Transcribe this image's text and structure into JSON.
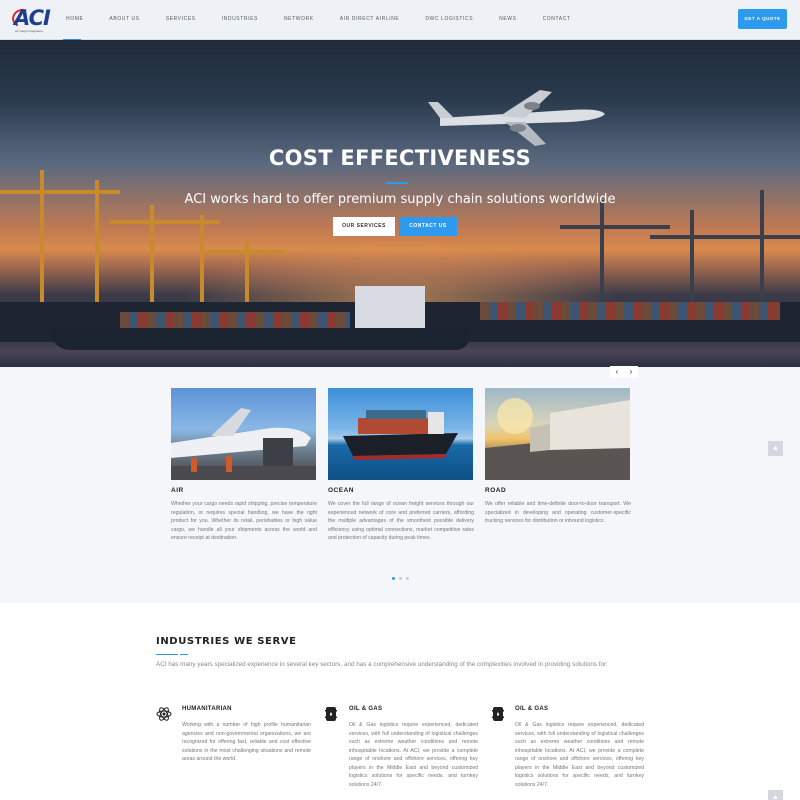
{
  "header": {
    "logo_text": "ACI",
    "logo_tagline": "Air Cargo Integrators",
    "nav": [
      "HOME",
      "ABOUT US",
      "SERVICES",
      "INDUSTRIES",
      "NETWORK",
      "AIR DIRECT AIRLINE",
      "DWC LOGISTICS",
      "NEWS",
      "CONTACT"
    ],
    "quote_button": "GET A QUOTE"
  },
  "hero": {
    "title": "COST EFFECTIVENESS",
    "subtitle": "ACI works hard to offer premium supply chain solutions worldwide",
    "services_button": "OUR SERVICES",
    "contact_button": "CONTACT US",
    "prev_icon": "‹",
    "next_icon": "›"
  },
  "services": [
    {
      "title": "AIR",
      "text": "Whether your cargo needs rapid shipping, precise temperature regulation, or requires special handling, we have the right product for you. Whether its retail, perishables or high value cargo, we handle all your shipments across the world and ensure receipt at destination."
    },
    {
      "title": "OCEAN",
      "text": "We cover the full range of ocean freight services through our experienced network of core and preferred carriers, affording the multiple advantages of the smoothest possible delivery efficiency using optimal connections, market competitive rates and protection of capacity during peak times."
    },
    {
      "title": "ROAD",
      "text": "We offer reliable and time-definite door-to-door transport. We specialized in developing and operating customer-specific trucking services for distribution or inbound logistics."
    }
  ],
  "industries": {
    "heading": "INDUSTRIES WE SERVE",
    "intro": "ACI has many years specialized experience in several key sectors, and has a comprehensive understanding of the complexities involved in providing solutions for:",
    "items": [
      {
        "title": "HUMANITARIAN",
        "icon": "atom-icon",
        "text": "Working with a number of high profile humanitarian agencies and non-governmental organizations, we are recognized for offering fast, reliable and cost effective solutions in the most challenging situations and remote areas around the world."
      },
      {
        "title": "OIL & GAS",
        "icon": "oil-barrel-icon",
        "text": "Oil & Gas logistics require experienced, dedicated services, with full understanding of logistical challenges such as extreme weather conditions and remote inhospitable locations. At ACI, we provide a complete range of onshore and offshore services, offering key players in the Middle East and beyond customized logistics solutions for specific needs, and turnkey solutions 24/7."
      },
      {
        "title": "OIL & GAS",
        "icon": "oil-barrel-icon",
        "text": "Oil & Gas logistics require experienced, dedicated services, with full understanding of logistical challenges such as extreme weather conditions and remote inhospitable locations. At ACI, we provide a complete range of onshore and offshore services, offering key players in the Middle East and beyond customized logistics solutions for specific needs, and turnkey solutions 24/7."
      }
    ]
  },
  "ui": {
    "scroll_top_icon": "▲"
  },
  "colors": {
    "accent": "#2d9af0",
    "brand_blue": "#1e3d8f",
    "brand_red": "#d7262b"
  }
}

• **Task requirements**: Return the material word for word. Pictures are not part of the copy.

• **Exercise response**:
Transcribe this image's text and structure into JSON.
{
  "header": {
    "logo_text": "ACI",
    "logo_tagline": "Air Cargo Integrators",
    "nav": [
      "HOME",
      "ABOUT US",
      "SERVICES",
      "INDUSTRIES",
      "NETWORK",
      "AIR DIRECT AIRLINE",
      "DWC LOGISTICS",
      "NEWS",
      "CONTACT"
    ],
    "quote_button": "GET A QUOTE"
  },
  "hero": {
    "title": "COST EFFECTIVENESS",
    "subtitle": "ACI works hard to offer premium supply chain solutions worldwide",
    "services_button": "OUR SERVICES",
    "contact_button": "CONTACT US",
    "prev_icon": "‹",
    "next_icon": "›"
  },
  "services": [
    {
      "title": "AIR",
      "text": "Whether your cargo needs rapid shipping, precise temperature regulation, or requires special handling, we have the right product for you. Whether its retail, perishables or high value cargo, we handle all your shipments across the world and ensure receipt at destination."
    },
    {
      "title": "OCEAN",
      "text": "We cover the full range of ocean freight services through our experienced network of core and preferred carriers, affording the multiple advantages of the smoothest possible delivery efficiency using optimal connections, market competitive rates and protection of capacity during peak times."
    },
    {
      "title": "ROAD",
      "text": "We offer reliable and time-definite door-to-door transport. We specialized in developing and operating customer-specific trucking services for distribution or inbound logistics."
    }
  ],
  "industries": {
    "heading": "INDUSTRIES WE SERVE",
    "intro": "ACI has many years specialized experience in several key sectors, and has a comprehensive understanding of the complexities involved in providing solutions for:",
    "items": [
      {
        "title": "HUMANITARIAN",
        "icon": "atom-icon",
        "text": "Working with a number of high profile humanitarian agencies and non-governmental organizations, we are recognized for offering fast, reliable and cost effective solutions in the most challenging situations and remote areas around the world."
      },
      {
        "title": "OIL & GAS",
        "icon": "oil-barrel-icon",
        "text": "Oil & Gas logistics require experienced, dedicated services, with full understanding of logistical challenges such as extreme weather conditions and remote inhospitable locations. At ACI, we provide a complete range of onshore and offshore services, offering key players in the Middle East and beyond customized logistics solutions for specific needs, and turnkey solutions 24/7."
      },
      {
        "title": "OIL & GAS",
        "icon": "oil-barrel-icon",
        "text": "Oil & Gas logistics require experienced, dedicated services, with full understanding of logistical challenges such as extreme weather conditions and remote inhospitable locations. At ACI, we provide a complete range of onshore and offshore services, offering key players in the Middle East and beyond customized logistics solutions for specific needs, and turnkey solutions 24/7."
      }
    ]
  },
  "ui": {
    "scroll_top_icon": "▲"
  },
  "colors": {
    "accent": "#2d9af0",
    "brand_blue": "#1e3d8f",
    "brand_red": "#d7262b"
  }
}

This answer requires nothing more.